Data excerpts ▸
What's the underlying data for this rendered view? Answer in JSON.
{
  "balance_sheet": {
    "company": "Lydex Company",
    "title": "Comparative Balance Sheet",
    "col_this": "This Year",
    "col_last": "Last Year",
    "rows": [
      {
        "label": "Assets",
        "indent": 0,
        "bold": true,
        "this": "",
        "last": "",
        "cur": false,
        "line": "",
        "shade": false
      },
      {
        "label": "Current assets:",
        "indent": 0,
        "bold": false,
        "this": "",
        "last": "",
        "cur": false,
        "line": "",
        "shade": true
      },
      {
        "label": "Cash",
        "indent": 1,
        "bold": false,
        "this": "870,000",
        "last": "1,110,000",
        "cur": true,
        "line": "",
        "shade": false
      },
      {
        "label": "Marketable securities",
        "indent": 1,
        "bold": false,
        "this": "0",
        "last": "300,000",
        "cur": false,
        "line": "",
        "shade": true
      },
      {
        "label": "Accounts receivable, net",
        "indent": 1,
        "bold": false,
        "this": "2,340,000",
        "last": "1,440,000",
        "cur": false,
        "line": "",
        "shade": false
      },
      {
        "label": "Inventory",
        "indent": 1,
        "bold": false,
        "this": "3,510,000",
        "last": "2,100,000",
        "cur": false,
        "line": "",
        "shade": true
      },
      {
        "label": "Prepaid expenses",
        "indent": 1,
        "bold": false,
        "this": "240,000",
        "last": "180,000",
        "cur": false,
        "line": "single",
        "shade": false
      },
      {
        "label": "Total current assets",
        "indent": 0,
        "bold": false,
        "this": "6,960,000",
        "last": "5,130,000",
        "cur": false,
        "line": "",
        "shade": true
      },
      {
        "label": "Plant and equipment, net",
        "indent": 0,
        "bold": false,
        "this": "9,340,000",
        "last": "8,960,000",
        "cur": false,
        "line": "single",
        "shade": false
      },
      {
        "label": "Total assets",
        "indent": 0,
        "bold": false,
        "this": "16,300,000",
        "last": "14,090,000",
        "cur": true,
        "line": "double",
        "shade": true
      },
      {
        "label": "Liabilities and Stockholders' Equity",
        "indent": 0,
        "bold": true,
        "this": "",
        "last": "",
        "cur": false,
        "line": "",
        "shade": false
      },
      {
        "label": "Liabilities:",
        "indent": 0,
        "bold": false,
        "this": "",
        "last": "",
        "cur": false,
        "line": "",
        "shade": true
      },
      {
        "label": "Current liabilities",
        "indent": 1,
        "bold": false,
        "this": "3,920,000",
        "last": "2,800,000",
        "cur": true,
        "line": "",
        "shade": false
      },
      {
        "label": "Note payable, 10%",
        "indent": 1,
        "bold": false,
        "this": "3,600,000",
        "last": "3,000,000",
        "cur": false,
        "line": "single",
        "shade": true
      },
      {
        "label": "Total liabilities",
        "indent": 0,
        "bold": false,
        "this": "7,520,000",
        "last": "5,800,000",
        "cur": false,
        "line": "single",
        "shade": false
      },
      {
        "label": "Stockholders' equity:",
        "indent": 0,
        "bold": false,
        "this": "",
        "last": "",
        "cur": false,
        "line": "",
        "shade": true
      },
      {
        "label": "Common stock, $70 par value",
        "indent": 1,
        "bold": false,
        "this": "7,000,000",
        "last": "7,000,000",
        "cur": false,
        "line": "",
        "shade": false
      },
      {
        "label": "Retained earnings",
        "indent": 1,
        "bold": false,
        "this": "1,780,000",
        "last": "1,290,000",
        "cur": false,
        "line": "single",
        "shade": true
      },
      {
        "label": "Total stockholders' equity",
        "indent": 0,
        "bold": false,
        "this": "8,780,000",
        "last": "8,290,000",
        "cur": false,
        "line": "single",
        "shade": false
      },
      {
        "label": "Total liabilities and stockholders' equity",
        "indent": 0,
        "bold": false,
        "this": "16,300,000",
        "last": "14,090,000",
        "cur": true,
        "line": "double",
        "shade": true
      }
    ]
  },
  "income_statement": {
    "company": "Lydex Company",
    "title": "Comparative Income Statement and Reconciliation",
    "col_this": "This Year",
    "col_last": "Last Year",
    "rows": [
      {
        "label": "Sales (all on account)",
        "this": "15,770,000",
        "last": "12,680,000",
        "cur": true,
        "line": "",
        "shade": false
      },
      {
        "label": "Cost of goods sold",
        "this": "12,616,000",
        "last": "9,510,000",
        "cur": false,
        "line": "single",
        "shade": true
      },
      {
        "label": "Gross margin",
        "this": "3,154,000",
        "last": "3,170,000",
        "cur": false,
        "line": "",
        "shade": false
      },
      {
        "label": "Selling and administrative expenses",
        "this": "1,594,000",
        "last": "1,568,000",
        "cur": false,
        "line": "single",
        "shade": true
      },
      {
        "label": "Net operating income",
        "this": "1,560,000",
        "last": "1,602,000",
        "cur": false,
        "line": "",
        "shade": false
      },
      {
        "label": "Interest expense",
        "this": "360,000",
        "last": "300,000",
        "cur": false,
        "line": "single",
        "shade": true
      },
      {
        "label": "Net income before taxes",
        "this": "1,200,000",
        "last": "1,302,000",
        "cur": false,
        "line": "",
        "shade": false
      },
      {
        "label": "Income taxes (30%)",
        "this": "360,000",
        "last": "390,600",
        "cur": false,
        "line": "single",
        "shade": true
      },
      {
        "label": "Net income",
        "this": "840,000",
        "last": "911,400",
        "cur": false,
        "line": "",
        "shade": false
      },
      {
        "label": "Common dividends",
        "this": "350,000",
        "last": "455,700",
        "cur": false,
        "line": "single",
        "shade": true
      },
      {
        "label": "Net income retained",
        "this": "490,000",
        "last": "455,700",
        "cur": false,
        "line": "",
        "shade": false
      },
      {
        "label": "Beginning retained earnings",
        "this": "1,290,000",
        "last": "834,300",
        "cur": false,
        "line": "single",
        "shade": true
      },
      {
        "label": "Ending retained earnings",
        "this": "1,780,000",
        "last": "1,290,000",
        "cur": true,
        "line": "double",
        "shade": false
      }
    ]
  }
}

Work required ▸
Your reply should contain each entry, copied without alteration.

Response ▸
What's the underlying data for this rendered view? Answer in JSON.
{
  "balance_sheet": {
    "company": "Lydex Company",
    "title": "Comparative Balance Sheet",
    "col_this": "This Year",
    "col_last": "Last Year",
    "rows": [
      {
        "label": "Assets",
        "indent": 0,
        "bold": true,
        "this": "",
        "last": "",
        "cur": false,
        "line": "",
        "shade": false
      },
      {
        "label": "Current assets:",
        "indent": 0,
        "bold": false,
        "this": "",
        "last": "",
        "cur": false,
        "line": "",
        "shade": true
      },
      {
        "label": "Cash",
        "indent": 1,
        "bold": false,
        "this": "870,000",
        "last": "1,110,000",
        "cur": true,
        "line": "",
        "shade": false
      },
      {
        "label": "Marketable securities",
        "indent": 1,
        "bold": false,
        "this": "0",
        "last": "300,000",
        "cur": false,
        "line": "",
        "shade": true
      },
      {
        "label": "Accounts receivable, net",
        "indent": 1,
        "bold": false,
        "this": "2,340,000",
        "last": "1,440,000",
        "cur": false,
        "line": "",
        "shade": false
      },
      {
        "label": "Inventory",
        "indent": 1,
        "bold": false,
        "this": "3,510,000",
        "last": "2,100,000",
        "cur": false,
        "line": "",
        "shade": true
      },
      {
        "label": "Prepaid expenses",
        "indent": 1,
        "bold": false,
        "this": "240,000",
        "last": "180,000",
        "cur": false,
        "line": "single",
        "shade": false
      },
      {
        "label": "Total current assets",
        "indent": 0,
        "bold": false,
        "this": "6,960,000",
        "last": "5,130,000",
        "cur": false,
        "line": "",
        "shade": true
      },
      {
        "label": "Plant and equipment, net",
        "indent": 0,
        "bold": false,
        "this": "9,340,000",
        "last": "8,960,000",
        "cur": false,
        "line": "single",
        "shade": false
      },
      {
        "label": "Total assets",
        "indent": 0,
        "bold": false,
        "this": "16,300,000",
        "last": "14,090,000",
        "cur": true,
        "line": "double",
        "shade": true
      },
      {
        "label": "Liabilities and Stockholders' Equity",
        "indent": 0,
        "bold": true,
        "this": "",
        "last": "",
        "cur": false,
        "line": "",
        "shade": false
      },
      {
        "label": "Liabilities:",
        "indent": 0,
        "bold": false,
        "this": "",
        "last": "",
        "cur": false,
        "line": "",
        "shade": true
      },
      {
        "label": "Current liabilities",
        "indent": 1,
        "bold": false,
        "this": "3,920,000",
        "last": "2,800,000",
        "cur": true,
        "line": "",
        "shade": false
      },
      {
        "label": "Note payable, 10%",
        "indent": 1,
        "bold": false,
        "this": "3,600,000",
        "last": "3,000,000",
        "cur": false,
        "line": "single",
        "shade": true
      },
      {
        "label": "Total liabilities",
        "indent": 0,
        "bold": false,
        "this": "7,520,000",
        "last": "5,800,000",
        "cur": false,
        "line": "single",
        "shade": false
      },
      {
        "label": "Stockholders' equity:",
        "indent": 0,
        "bold": false,
        "this": "",
        "last": "",
        "cur": false,
        "line": "",
        "shade": true
      },
      {
        "label": "Common stock, $70 par value",
        "indent": 1,
        "bold": false,
        "this": "7,000,000",
        "last": "7,000,000",
        "cur": false,
        "line": "",
        "shade": false
      },
      {
        "label": "Retained earnings",
        "indent": 1,
        "bold": false,
        "this": "1,780,000",
        "last": "1,290,000",
        "cur": false,
        "line": "single",
        "shade": true
      },
      {
        "label": "Total stockholders' equity",
        "indent": 0,
        "bold": false,
        "this": "8,780,000",
        "last": "8,290,000",
        "cur": false,
        "line": "single",
        "shade": false
      },
      {
        "label": "Total liabilities and stockholders' equity",
        "indent": 0,
        "bold": false,
        "this": "16,300,000",
        "last": "14,090,000",
        "cur": true,
        "line": "double",
        "shade": true
      }
    ]
  },
  "income_statement": {
    "company": "Lydex Company",
    "title": "Comparative Income Statement and Reconciliation",
    "col_this": "This Year",
    "col_last": "Last Year",
    "rows": [
      {
        "label": "Sales (all on account)",
        "this": "15,770,000",
        "last": "12,680,000",
        "cur": true,
        "line": "",
        "shade": false
      },
      {
        "label": "Cost of goods sold",
        "this": "12,616,000",
        "last": "9,510,000",
        "cur": false,
        "line": "single",
        "shade": true
      },
      {
        "label": "Gross margin",
        "this": "3,154,000",
        "last": "3,170,000",
        "cur": false,
        "line": "",
        "shade": false
      },
      {
        "label": "Selling and administrative expenses",
        "this": "1,594,000",
        "last": "1,568,000",
        "cur": false,
        "line": "single",
        "shade": true
      },
      {
        "label": "Net operating income",
        "this": "1,560,000",
        "last": "1,602,000",
        "cur": false,
        "line": "",
        "shade": false
      },
      {
        "label": "Interest expense",
        "this": "360,000",
        "last": "300,000",
        "cur": false,
        "line": "single",
        "shade": true
      },
      {
        "label": "Net income before taxes",
        "this": "1,200,000",
        "last": "1,302,000",
        "cur": false,
        "line": "",
        "shade": false
      },
      {
        "label": "Income taxes (30%)",
        "this": "360,000",
        "last": "390,600",
        "cur": false,
        "line": "single",
        "shade": true
      },
      {
        "label": "Net income",
        "this": "840,000",
        "last": "911,400",
        "cur": false,
        "line": "",
        "shade": false
      },
      {
        "label": "Common dividends",
        "this": "350,000",
        "last": "455,700",
        "cur": false,
        "line": "single",
        "shade": true
      },
      {
        "label": "Net income retained",
        "this": "490,000",
        "last": "455,700",
        "cur": false,
        "line": "",
        "shade": false
      },
      {
        "label": "Beginning retained earnings",
        "this": "1,290,000",
        "last": "834,300",
        "cur": false,
        "line": "single",
        "shade": true
      },
      {
        "label": "Ending retained earnings",
        "this": "1,780,000",
        "last": "1,290,000",
        "cur": true,
        "line": "double",
        "shade": false
      }
    ]
  }
}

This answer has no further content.